The board of a nonprofit is one of its primary assets. This is certainly true for smaller and start-up organizations without the resources to hire all of the staff needed. In these cases, the board often fills, not only the governing role, but also much-needed staff roles in areas such as bookkeeping, marketing and legal counsel.
But the board is also a primary asset for larger organizations with a full complement of professional staff. The board in these mature organizations is essential to capital campaigns, mergers and acquisitions and other major strategic initiatives.
Clearly then, having new board members take a year or more to get up to speed is a huge waste of talent and resources. Not only is this bad for the nonprofit, it's also a drag for the volunteer board member.
So what's the answer to board members reaching their peak potential early in their terms? Onboarding.
The primary cause of board members taking a year or more before becoming productive is a lack of effective new member orientation. Too many nonprofits don't do board orientation at all. This is a shocking gap, causing new board members to muddle along, "figuring it out over time." The long-term result? All sorts of problems, including board apathy (nonattendance), micro-managing, and even negligence.
Of those nonprofits who do board orientation as standard operating procedure, much of what's being done isn't hitting the mark. A lot of what is called "board" orientation is actually focused more on what staff are doing and need to know. This is simply because staff members are designing and giving the orientation. The board's orientation should look substantially different from that of the staff because the job is not the same.

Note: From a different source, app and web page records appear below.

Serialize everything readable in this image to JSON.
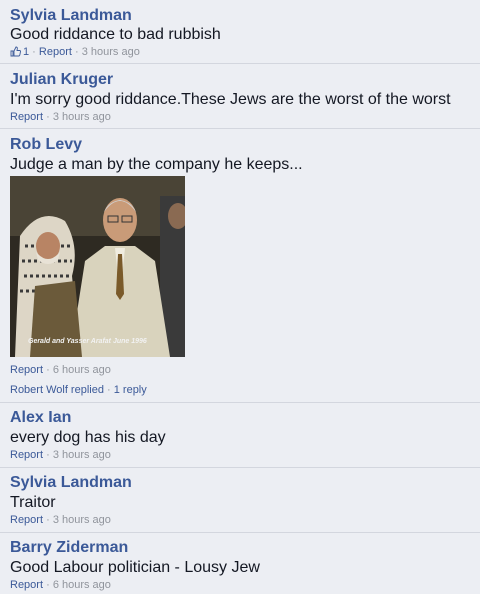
{
  "comments": [
    {
      "author": "Sylvia Landman",
      "text": "Good riddance to bad rubbish",
      "like_count": "1",
      "report_label": "Report",
      "time": "3 hours ago"
    },
    {
      "author": "Julian Kruger",
      "text": "I'm sorry good riddance.These Jews are the worst of the worst",
      "report_label": "Report",
      "time": "3 hours ago"
    },
    {
      "author": "Rob Levy",
      "text": "Judge a man by the company he keeps...",
      "photo_caption": "Gerald and Yasser Arafat June 1996",
      "report_label": "Report",
      "time": "6 hours ago",
      "reply_author": "Robert Wolf replied",
      "reply_count": "1 reply"
    },
    {
      "author": "Alex Ian",
      "text": "every dog has his day",
      "report_label": "Report",
      "time": "3 hours ago"
    },
    {
      "author": "Sylvia Landman",
      "text": "Traitor",
      "report_label": "Report",
      "time": "3 hours ago"
    },
    {
      "author": "Barry Ziderman",
      "text": "Good Labour politician - Lousy Jew",
      "report_label": "Report",
      "time": "6 hours ago"
    }
  ],
  "separator": " · ",
  "colors": {
    "author": "#3b5998",
    "body_text": "#141823",
    "meta": "#90949c",
    "background": "#eceef3",
    "divider": "#d3d6de"
  },
  "icons": {
    "like": "thumbs-up-icon"
  }
}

If these are issues for your board, consider the following:
1. Initiate a board-led orientation process for new board members. Having it board-led will help ensure that the material included is what a board member needs to know. Another plus is that current board members will feel more engaged and get to know new members from the outset. (If you need help, Chapter 3 of Nonprofit-KnowHow gives exactly what to cover.)
2. Create a board partner program that pairs a seasoned board member with a new one. This way, as the new member is getting up to speed, s/he has someone to turn for questions and support along the way. The experienced board member can also check-in to ensure that the new member is feeling good about their role and participation. (Chapter 3 also describes this process.)
3. Conduct an annual board self-evaluation to determine what more should be included in onboarding process, as well as other ways the NPO can optimize board effectiveness. (Chapter 1 of Nonprofit-KnowHow includes a comprehensive Board Self-Evaluation.)
The bottom line here is, for board members to add value they've got to understand the job and the nature of the organization they serve. And this understand must be from the board perspective. Lack of understanding is a big culprit in underperforming nonprofit boards. Therefore, energy spent on effective onboarding processes reaps huge dividends, including board productivity from day one.